Mom says she has nothing but the fondest memories of growing up in this big extended family. They did better than most during the Depression. Great Grandpa McGurk was a retired conductor with a railroad pension and Great Uncle Timmy was a switchman on the Illinois Central, so there was steady income although they never had money to burn. Throughout the ’30s, Great Grandpa McGurk would sit in his rocker in the Back Parlor—the Front Parlor only used during clergy visits or to display the body of the dearly departed for Irish wakes—and recite to the peck or the hundredweight exactly how much coal, potatoes, and canned goods he was sitting above. This brought him a lot of comfort during those hard times. On the other hand, my Mom, says she can close her eyes to this day and still see a coffin in front of the drawn curtains of the big window in the Front Parlor. So there’s that.

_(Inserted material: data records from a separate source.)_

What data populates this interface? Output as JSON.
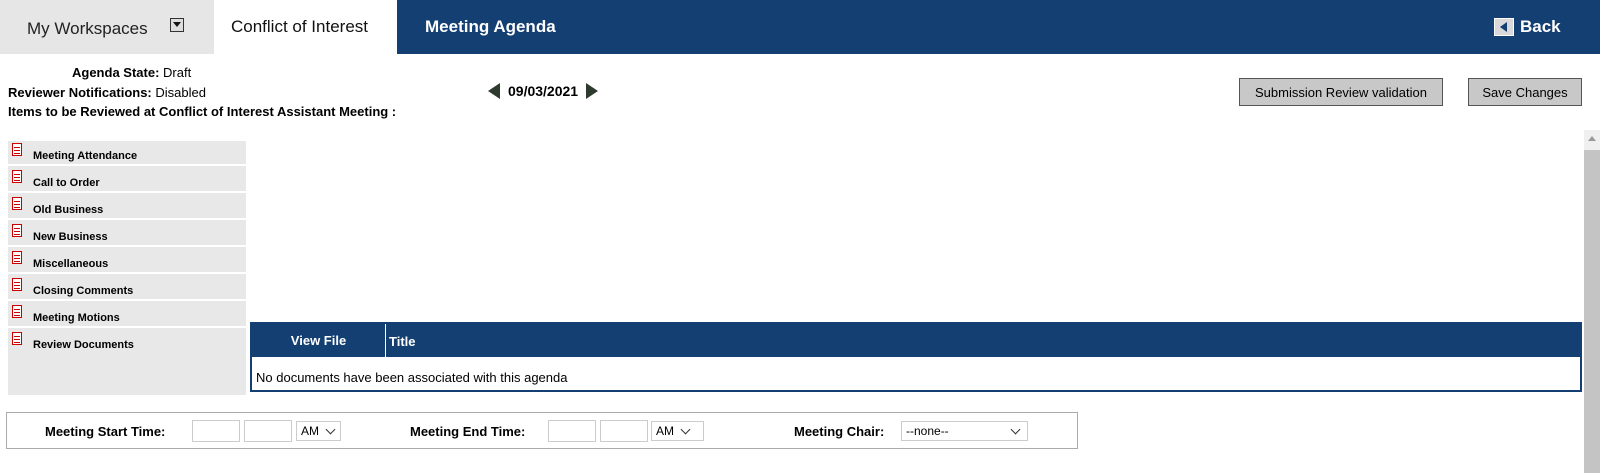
{
  "tabs": {
    "workspaces": "My Workspaces",
    "active": "Conflict of Interest",
    "page_title": "Meeting Agenda",
    "back": "Back"
  },
  "info": {
    "agenda_state_label": "Agenda State:",
    "agenda_state_value": "Draft",
    "notifications_label": "Reviewer Notifications:",
    "notifications_value": "Disabled",
    "items_heading": "Items to be Reviewed at Conflict of Interest Assistant Meeting :"
  },
  "date_nav": {
    "date": "09/03/2021"
  },
  "buttons": {
    "submission_review": "Submission Review validation",
    "save": "Save Changes"
  },
  "sidebar": {
    "items": [
      {
        "label": "Meeting Attendance"
      },
      {
        "label": "Call to Order"
      },
      {
        "label": "Old Business"
      },
      {
        "label": "New Business"
      },
      {
        "label": "Miscellaneous"
      },
      {
        "label": "Closing Comments"
      },
      {
        "label": "Meeting Motions"
      },
      {
        "label": "Review Documents"
      }
    ]
  },
  "documents": {
    "col_view_file": "View File",
    "col_title": "Title",
    "empty_message": "No documents have been associated with this agenda"
  },
  "meeting_times": {
    "start_label": "Meeting Start Time:",
    "start_ampm": "AM",
    "end_label": "Meeting End Time:",
    "end_ampm": "AM",
    "chair_label": "Meeting Chair:",
    "chair_value": "--none--"
  },
  "colors": {
    "brand": "#133f73"
  }
}
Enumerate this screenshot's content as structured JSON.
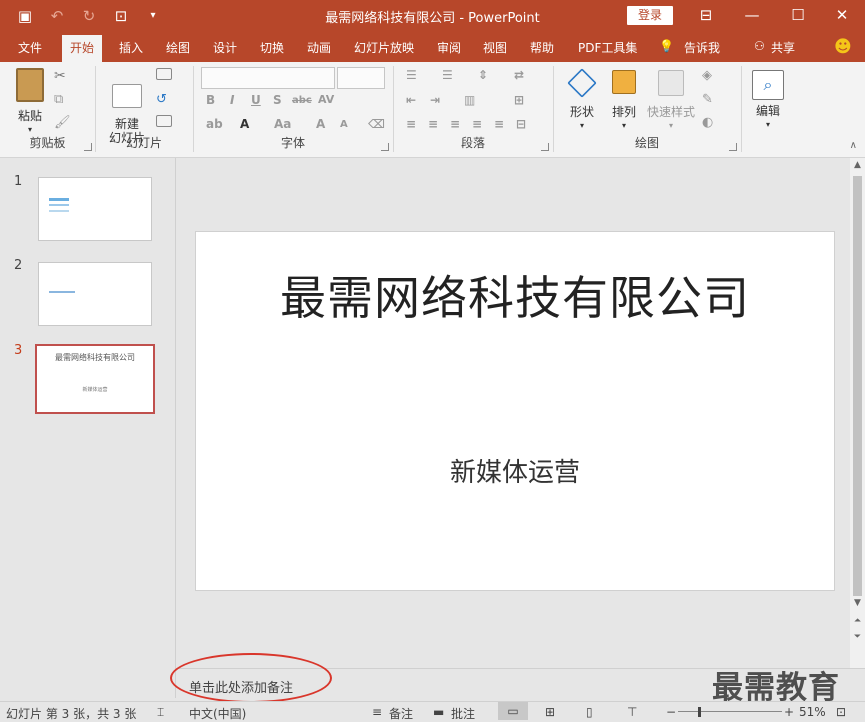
{
  "app": {
    "title": "最需网络科技有限公司  -  PowerPoint",
    "login": "登录"
  },
  "tabs": [
    "文件",
    "开始",
    "插入",
    "绘图",
    "设计",
    "切换",
    "动画",
    "幻灯片放映",
    "审阅",
    "视图",
    "帮助",
    "PDF工具集",
    "告诉我",
    "共享"
  ],
  "ribbon": {
    "paste": "粘贴",
    "clipboard": "剪贴板",
    "new_slide": "新建\n幻灯片",
    "slides": "幻灯片",
    "font": "字体",
    "paragraph": "段落",
    "shape": "形状",
    "arrange": "排列",
    "quick_styles": "快速样式",
    "drawing": "绘图",
    "editing": "编辑"
  },
  "thumbnails": [
    {
      "number": "1",
      "text": "",
      "subtext": ""
    },
    {
      "number": "2",
      "text": "",
      "subtext": ""
    },
    {
      "number": "3",
      "text": "最需网络科技有限公司",
      "subtext": "新媒体运营"
    }
  ],
  "slide": {
    "title": "最需网络科技有限公司",
    "subtitle": "新媒体运营"
  },
  "notes": {
    "placeholder": "单击此处添加备注"
  },
  "watermark": "最需教育",
  "status": {
    "slide_info": "幻灯片 第 3 张，共 3 张",
    "language": "中文(中国)",
    "notes": "备注",
    "comments": "批注",
    "zoom": "51%"
  },
  "colors": {
    "accent": "#b7472a",
    "selection": "#c0504d",
    "annotation": "#d9362b"
  }
}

There was eventual reconciliation between Grandpa and his Many Methodist Siblings. Which was a good thing. Skeeterville is a rather small town and he had eleven brothers and sisters. I mean, you at least needed to keep track of which kids belonged to whom because, well, high school dating.
After this Burying of the Hatchet—which was also Grandpa’s Plan B for Billy the Rooster—Mom got to know her father’s family. His eldest brother was known to all as Uncle Louie. Louis was not his name—I have no idea what that was—but he’d purportedly been a lieutenant in the Spanish-American War. He served as councilman of Ojibwa, the county seat, and briefly as mayor before dying of something untimely. He did, however, serve long enough to have a parking lot named after him.
The youngest of Grandpa’s brothers was Uncle Moe. He served for something like 24 years as county treasurer, which officially didn’t pay all that well. His day job was running a cigar store in downtown Ojibwa. “Cigar store” being a flexible euphemism for “speakeasy” and/or “gambling den.” Since he did well enough to drive a big four-hole Buick and keep a wife in Skeeterville and a mistress each in the two largest towns in the county, I’m assuming he had some sketchy side hustles. Remember, he was the county TREASURER, after all. Mom swears that when Uncle Moe died—which was when I was a young boy—the family scheduled hours during the funeral home visitation for each mistress and her friends, so as not to distress Aunt Mimi unnecessarily. Not that she wasn’t well aware of their existence, but still.
Oh, and Grandpa’s brother Bert was a leader of the local Ku Klux Klan—which around that time also controlled the government of Indiana and was considered a must-join social club for White Anglo-Saxon Protestants of all varieties. As long as you were white. And Anglos-Saxon. Also Protestant. They used to hold their cross burnings on Uncle Bert’s farm just north of Skeeterville, I’m told. We drove by that farm just last week.
Yikes. A simpler time???